essential elements of scientific and economic potential and cultural heritage. The new
laws not only provide sanctions for the covert collection of secret information but also
"open" intelligence which consists of gathering information that might
present a risk to the fundamental interests of the nation, even if each piece of
information by itself is not secret.3 It is not
being suggested that the French definition is appropriate for the US but rather to
illustrate that traditional definitions of national security based solely on a nations
military strength do not portray the competitive nature of the present global economy.
Existing Government Resources
By virtue of its traditional role in the NISP, and its recent efforts to integrate
security counter measures with counterintelligence education and awareness DIS is uniquely
positioned to be a key contributor in any program designed to assist industry in
protecting assets of national significance. DIS has no role in operational

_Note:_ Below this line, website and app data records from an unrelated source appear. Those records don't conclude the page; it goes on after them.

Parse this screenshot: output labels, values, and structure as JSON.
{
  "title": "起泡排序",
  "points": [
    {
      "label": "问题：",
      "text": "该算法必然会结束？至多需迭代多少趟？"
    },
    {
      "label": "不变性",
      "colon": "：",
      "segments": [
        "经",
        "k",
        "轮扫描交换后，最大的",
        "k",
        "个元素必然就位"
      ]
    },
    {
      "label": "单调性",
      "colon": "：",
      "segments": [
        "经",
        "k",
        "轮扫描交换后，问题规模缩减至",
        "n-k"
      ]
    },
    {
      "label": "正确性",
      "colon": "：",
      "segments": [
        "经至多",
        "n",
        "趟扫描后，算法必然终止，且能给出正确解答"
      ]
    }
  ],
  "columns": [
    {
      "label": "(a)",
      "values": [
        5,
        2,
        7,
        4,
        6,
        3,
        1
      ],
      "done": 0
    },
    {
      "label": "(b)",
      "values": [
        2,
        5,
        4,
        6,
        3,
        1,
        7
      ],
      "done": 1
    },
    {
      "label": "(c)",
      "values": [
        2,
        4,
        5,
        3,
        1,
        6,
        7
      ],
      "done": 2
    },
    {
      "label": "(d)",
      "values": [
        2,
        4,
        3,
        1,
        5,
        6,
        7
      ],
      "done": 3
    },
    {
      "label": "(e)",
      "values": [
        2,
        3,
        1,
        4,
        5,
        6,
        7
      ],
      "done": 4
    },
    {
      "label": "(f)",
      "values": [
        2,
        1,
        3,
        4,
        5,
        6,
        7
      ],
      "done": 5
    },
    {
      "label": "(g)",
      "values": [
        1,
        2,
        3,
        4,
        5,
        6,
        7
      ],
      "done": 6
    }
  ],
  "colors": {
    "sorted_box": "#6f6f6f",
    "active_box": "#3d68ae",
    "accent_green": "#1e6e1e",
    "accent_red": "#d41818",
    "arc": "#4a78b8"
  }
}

counterintelligence matters. However, its charter as a security countermeasures
organization makes it ideally suited to provide industry with a proactive approach to
implementing effective countermeasures tailored to the appropriate threat level likely to
be encountered. DIS currently has a work force of trained industrial security
professionals, a field structure positioned to respond to industrys needs and
contacts within the intelligence community facilitating a mutually beneficial relationship
If the government desires to be effective in assisting industry in protecting
unclassified information of value it must accurately ascertain industrys needs. The
government must approach industry as a viable consumer of a value added product and offer
its services in a rational, threat appropriate, cost effective manner. Attempts to impose
a compliance based regulatory program are doomed to fail. Industry has little desire to
increase the regulatory burden it currently faces. Incentives must be basic, and obviously
motivated by self interest (the desire to protect company assets).
Industry must be convinced that the service afforded by the government will be of
value. The first step in this process is to identify key industry requirements. The
aforementioned NACIC/OSAC survey identifies corporations highest priority as
information on foreign government targeting of their proprietary information, employees,
telecommunications or facilities or more simply stated "threat information".
Ensuring the private sector has a clear comprehension of the threat is a must. The ANSIR
program is an attempt to provide this knowledge in a generic fashion. Specific threat
information presented in a manner that satisfies clearance and classification issues
should be the objective. However, the FBI with its primary mission as an operational and
investigative one, may not be positioned most effectively to obtain and convey this threat
data from the intelligence community. The recent DoD initiatives to integrate
counterintelligence with security countermeasures within DIS are proving fruitful and may
be worthy of further exploration as an effective means of providing industry with the
information it desires.
Senior management officials must recognize the nature of the problem. There must be a
clear understanding that the expenditure of additional resources by industry will be
minimal. Additionally, management must be able to conceptualize a return on investment
that will improve the overall profitability of the business. Finally, industry requires an
Economic Espionage security countermeasures methodology which is standardized,
understandable, limited in scope and customized to the individual nature of the business.4
DIS possesses the expertise and infrastructure to address each of industrys
needs. Assuming senior policy makers recognize existing synergies it would not be
difficult to broaden the services currently provided by DIS to encompass security
education and awareness training to address company intellectual property assets. The
ability to obtain and disseminate threat data satisfies two crucial industry requirements.
The security countermeasures which DIS overseas in the classified Defense arena can easily
be tailored to the protection of intellectual property. DIS assets are an existing force
multiplier available for increased exploitation to the ultimate benefit of the nation.